Florida Governor Rick Scott hinted he was “getting close” to an agreement with the Seminole Tribe regarding portions of its gaming compact that expire next year. But House and Senate leaders rejected his offer to hold a special session in May.
In fact, one high-ranking Republican said about a special session, “It’s toast.” Scott apparently could not get enough Senate votes for a special-session agreement, and barely had 30 votes in the House. Senate President Don Gaetz said, “A special session this early would require a pretty Herculean effort, and it’s pretty unlikely at this point. We need more analysis and more time than just a couple of weeks. So far, we’ve had our ear pressed against a closed door with a glass.”
Lawmakers believe Scott is close to an agreement with the tribe. He is renegotiating a portion of the current gambling compact, signed by then-Governor Charlie Crist in 2010, that gave the Seminoles “exclusive” rights to blackjack at seven of its Florida locations in exchange for a minimum of $1 billion over five years. That part of the 2010 deal will expire on August 1, 2015. Scott is considering allowing the Seminoles to open more casinos, including one on a 50-acre property owned by the tribe in Fort Pierce, and add roulette and craps at some of their existing facilities. The tribe also could expand its operations in Broward County and Brighton. Scott is expected to reject destination resort-casinos and deny any expansion of gaming at the state’s parimutuels, but in return Scott is asking for a guarantee of $2.5 billion over seven years—a figure higher than the Seminoles’ current minimum annual requirement of $250 million.
Frank Collins, a spokesman for Scott, emphasized that a final deal has not been reached. “There is no deal, and without a deal, there cannot be any decision on how to ratify a deal,” Collins said. A spokesman for the Seminoles said the tribe “is not commenting at this time.”
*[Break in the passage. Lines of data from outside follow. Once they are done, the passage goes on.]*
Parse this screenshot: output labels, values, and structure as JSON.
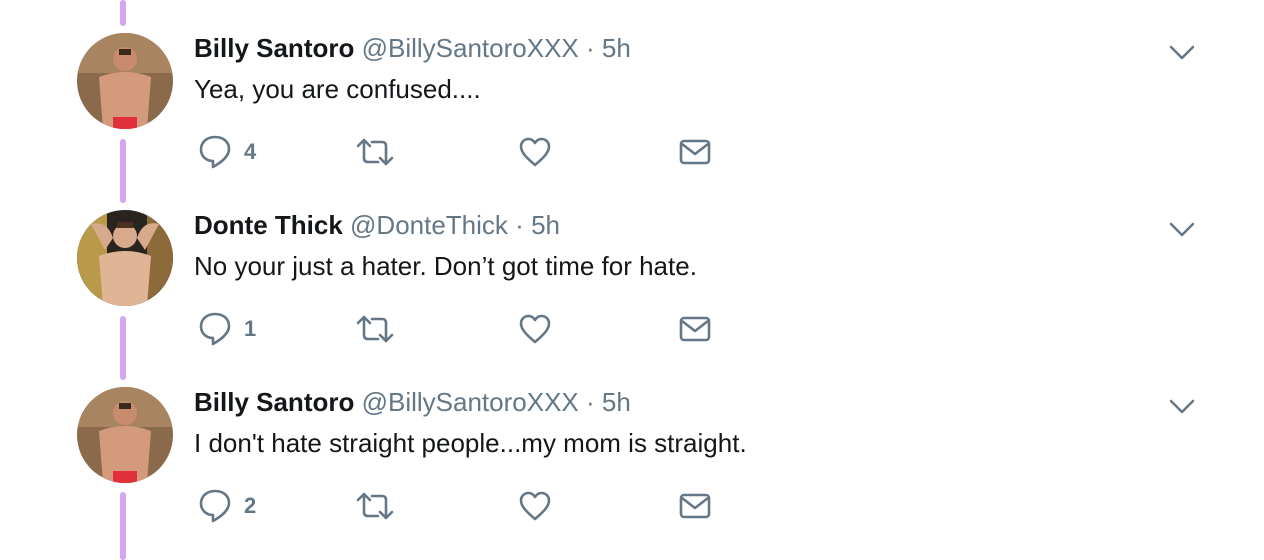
{
  "colors": {
    "thread_line": "#d5a6ef",
    "name": "#14171a",
    "secondary": "#657786",
    "icon": "#657786"
  },
  "icons": {
    "reply": "reply-icon",
    "retweet": "retweet-icon",
    "like": "heart-icon",
    "dm": "envelope-icon",
    "more": "chevron-down-icon"
  },
  "tweets": [
    {
      "name": "Billy Santoro",
      "handle": "@BillySantoroXXX",
      "separator": "·",
      "time": "5h",
      "text": "Yea, you are confused....",
      "reply_count": "4"
    },
    {
      "name": "Donte Thick",
      "handle": "@DonteThick",
      "separator": "·",
      "time": "5h",
      "text": "No your just a hater. Don’t got time for hate.",
      "reply_count": "1"
    },
    {
      "name": "Billy Santoro",
      "handle": "@BillySantoroXXX",
      "separator": "·",
      "time": "5h",
      "text": "I don't hate straight people...my mom is straight.",
      "reply_count": "2"
    }
  ]
}
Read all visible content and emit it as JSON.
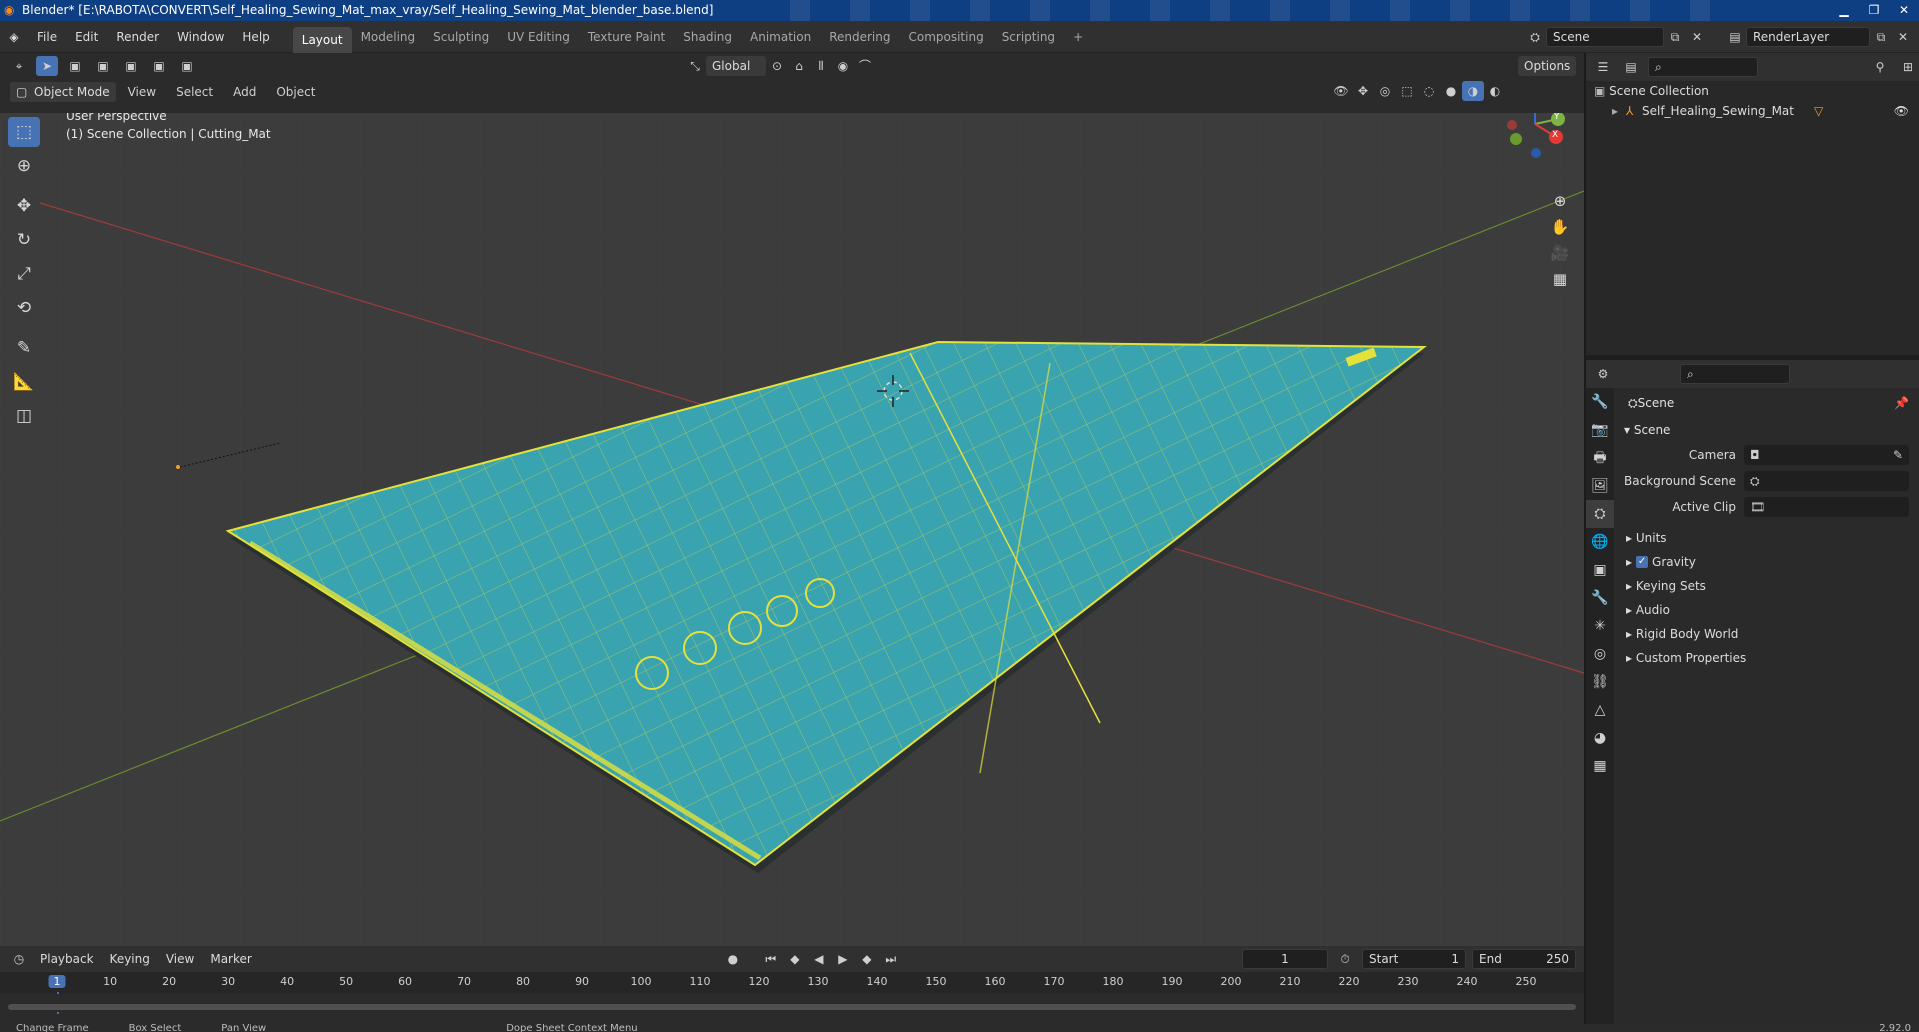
{
  "window": {
    "title": "Blender* [E:\\RABOTA\\CONVERT\\Self_Healing_Sewing_Mat_max_vray/Self_Healing_Sewing_Mat_blender_base.blend]",
    "logo": "blender-logo"
  },
  "menu": [
    "File",
    "Edit",
    "Render",
    "Window",
    "Help"
  ],
  "workspaces": [
    "Layout",
    "Modeling",
    "Sculpting",
    "UV Editing",
    "Texture Paint",
    "Shading",
    "Animation",
    "Rendering",
    "Compositing",
    "Scripting",
    "+"
  ],
  "scene_field": "Scene",
  "renderlayer_field": "RenderLayer",
  "viewport_header": {
    "orientation": "Global",
    "options": "Options",
    "mode": "Object Mode",
    "menus": [
      "View",
      "Select",
      "Add",
      "Object"
    ]
  },
  "viewport_info": {
    "line1": "User Perspective",
    "line2": "(1) Scene Collection | Cutting_Mat"
  },
  "gizmo_axes": {
    "z": "Z",
    "y": "Y",
    "x": "X"
  },
  "outliner": {
    "root": "Scene Collection",
    "item": "Self_Healing_Sewing_Mat"
  },
  "properties": {
    "title": "Scene",
    "section": "Scene",
    "rows": [
      {
        "label": "Camera"
      },
      {
        "label": "Background Scene"
      },
      {
        "label": "Active Clip"
      }
    ],
    "subsections": [
      "Units",
      "Gravity",
      "Keying Sets",
      "Audio",
      "Rigid Body World",
      "Custom Properties"
    ]
  },
  "timeline": {
    "menus": [
      "Playback",
      "Keying",
      "View",
      "Marker"
    ],
    "current_frame": "1",
    "start_label": "Start",
    "start": "1",
    "end_label": "End",
    "end": "250",
    "ticks": [
      "1",
      "10",
      "20",
      "30",
      "40",
      "50",
      "60",
      "70",
      "80",
      "90",
      "100",
      "110",
      "120",
      "130",
      "140",
      "150",
      "160",
      "170",
      "180",
      "190",
      "200",
      "210",
      "220",
      "230",
      "240",
      "250"
    ]
  },
  "statusbar": {
    "items": [
      "Change Frame",
      "Box Select",
      "Pan View",
      "Dope Sheet Context Menu"
    ],
    "version": "2.92.0"
  },
  "colors": {
    "accent": "#4772b3",
    "mat": "#3aa3b0",
    "mat_lines": "#e4e23a",
    "titlebar": "#0f3f83"
  }
}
At Scott’s request, legislators put their debate on hold while he began talks with the tribe.